He is probably the one who ordered the murder of all those little Hebrew babies – and his daughter was the one who lifted baby Moses out of the bulrushes.

All very interesting in view of Bob’s recent Exodus sermons.


We spent ages looking round. Then off to lunch – at Itsu

itsu logo#

itsu pots

“Our mantra is health & happiness. We make and sell butterfly light soups, sushi, noodles & rice bowls, all freshly made on site.”

Liz and Bob had pots of noodles and chicken – I had rice and chicken. It was fast, hot and utterly delicious.

Then on to the British Museum.

brit museum

We loved the [free] Eric Gill exhibition – although it was rather small [“housed in a broom cupboard” Jon said later]


The man who designed the wonderful Gill Sans Typeface and produced some wonderful sculptures was incredibly gifted – but in many respects, utterly bonkers"!

We wondered about looking at the “Egyptian Book Of The Dead” Exhibit – but decided that at £12 each that was rather a lot of money. So we just went round the free Egyptian stuff instead.



Bob was transfixed by the massive sculpture of the head of Rameses II.

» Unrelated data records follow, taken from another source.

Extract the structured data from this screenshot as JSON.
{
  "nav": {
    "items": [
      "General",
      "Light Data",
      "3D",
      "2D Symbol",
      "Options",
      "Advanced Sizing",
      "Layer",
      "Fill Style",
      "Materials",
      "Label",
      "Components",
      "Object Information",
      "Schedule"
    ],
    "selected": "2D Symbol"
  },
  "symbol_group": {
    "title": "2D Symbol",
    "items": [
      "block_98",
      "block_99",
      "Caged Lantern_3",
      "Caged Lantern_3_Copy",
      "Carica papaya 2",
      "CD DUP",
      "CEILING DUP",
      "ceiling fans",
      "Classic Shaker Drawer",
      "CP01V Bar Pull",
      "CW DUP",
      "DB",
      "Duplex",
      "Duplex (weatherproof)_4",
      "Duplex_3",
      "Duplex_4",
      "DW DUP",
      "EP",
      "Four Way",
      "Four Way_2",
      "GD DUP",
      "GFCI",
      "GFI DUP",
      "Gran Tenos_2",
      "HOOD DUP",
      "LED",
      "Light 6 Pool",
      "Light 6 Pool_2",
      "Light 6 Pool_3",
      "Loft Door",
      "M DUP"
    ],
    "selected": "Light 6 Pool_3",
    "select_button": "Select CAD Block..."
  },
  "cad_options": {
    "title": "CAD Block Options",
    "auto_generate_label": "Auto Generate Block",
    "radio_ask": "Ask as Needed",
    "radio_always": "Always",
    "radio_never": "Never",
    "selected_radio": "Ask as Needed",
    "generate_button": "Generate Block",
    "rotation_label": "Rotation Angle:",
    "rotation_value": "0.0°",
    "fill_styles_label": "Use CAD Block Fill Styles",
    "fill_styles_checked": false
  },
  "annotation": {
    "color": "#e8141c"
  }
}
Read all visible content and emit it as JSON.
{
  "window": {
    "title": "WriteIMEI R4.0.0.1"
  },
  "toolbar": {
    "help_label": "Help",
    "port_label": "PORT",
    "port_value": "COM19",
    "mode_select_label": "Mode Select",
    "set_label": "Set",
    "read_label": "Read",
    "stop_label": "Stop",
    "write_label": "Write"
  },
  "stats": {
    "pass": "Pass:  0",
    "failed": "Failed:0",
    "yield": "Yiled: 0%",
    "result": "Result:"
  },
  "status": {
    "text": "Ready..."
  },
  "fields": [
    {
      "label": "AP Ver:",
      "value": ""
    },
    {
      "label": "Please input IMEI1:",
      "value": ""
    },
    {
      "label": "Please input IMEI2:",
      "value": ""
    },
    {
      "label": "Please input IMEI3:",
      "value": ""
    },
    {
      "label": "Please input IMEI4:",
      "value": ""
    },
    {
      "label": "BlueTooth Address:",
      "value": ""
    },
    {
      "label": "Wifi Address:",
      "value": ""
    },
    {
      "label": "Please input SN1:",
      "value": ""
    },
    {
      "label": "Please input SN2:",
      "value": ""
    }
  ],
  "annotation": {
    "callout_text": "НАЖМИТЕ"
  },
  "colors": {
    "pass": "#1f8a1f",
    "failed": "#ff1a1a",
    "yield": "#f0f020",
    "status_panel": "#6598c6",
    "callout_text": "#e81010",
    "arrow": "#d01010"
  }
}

He’s the son of Seti [see above] and therefore likely to be the guy that Moses confronted. God says “Let My People Go!”

I love the way that artefacts in the British Museum go right back to Bible Stories.

I remember being taken as a child, by my Dad, to see many of these things – and he explained the connections. Real people, true stories…


There’s always time to send a text to someone you love!

We admired the Assyrians for the intricate details of carving on their beards. Liz liked the way this one was posing with his bag.


It may only be February, but I started thinking about Holiday Club [Exodus Themed this year] and looking at some hieroglyphics


Forget your synthetic phonics – every Egyptian schoolboy knows the rule is “Eye before bird, except after wave”

scoop logo

After that, more refreshment, coffee and ice-cream in “Scoop”


This was splendid. A 10-year old called Esther was celebrating her birthday – they brought out an ice-cream cake. We joined in the singing, and she kindly brought three slices of cake to our table for us!We’d already sampled coffee, gelati, and a waffle!


Back to Elephant and Castle for a bit of a rest, and then in the evening, we went round to Mamuska, the lovely, homely, Polish restaurant for one of their extremely generous [ but remarkably inexpensive] meals.


Jon is very suspicious of my camera, and muttered about that blog.


But it was all so tasty! The other three sampled the Polish Beer



Tyskie is apparently the most popular Polish beer both in Poland and in the UK.

And guess what- MillerBrands bottle that too!

disclaimer – I should point out that the pastor did not spend all his time in London drinking beer!

It is not the responsibility of the rest of the family to keep Steph’s employer in business.

We all entered the competition on the label to win holidays in Poland. You never know!


It was a brilliant break, and we seemed to cram an amazing amount into just 2½ days. Home well before mid-day Wednesday, and back to all the usual home stuff.

Thank you, Liz, Jon and Steph for giving us such a lovely time.

Hope to see you again soon!